The task:
Return all of the material exactly; no line may be dropped.

Records for the exercise:

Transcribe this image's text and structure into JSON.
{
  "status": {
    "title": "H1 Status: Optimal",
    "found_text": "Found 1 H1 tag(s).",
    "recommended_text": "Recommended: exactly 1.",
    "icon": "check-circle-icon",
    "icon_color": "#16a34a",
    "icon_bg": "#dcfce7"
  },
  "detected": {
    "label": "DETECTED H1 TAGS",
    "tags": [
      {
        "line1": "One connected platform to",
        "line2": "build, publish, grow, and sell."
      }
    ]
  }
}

Exercise answer:
Transcribe this image's text and structure into JSON.
{
  "status": {
    "title": "H1 Status: Optimal",
    "found_text": "Found 1 H1 tag(s).",
    "recommended_text": "Recommended: exactly 1.",
    "icon": "check-circle-icon",
    "icon_color": "#16a34a",
    "icon_bg": "#dcfce7"
  },
  "detected": {
    "label": "DETECTED H1 TAGS",
    "tags": [
      {
        "line1": "One connected platform to",
        "line2": "build, publish, grow, and sell."
      }
    ]
  }
}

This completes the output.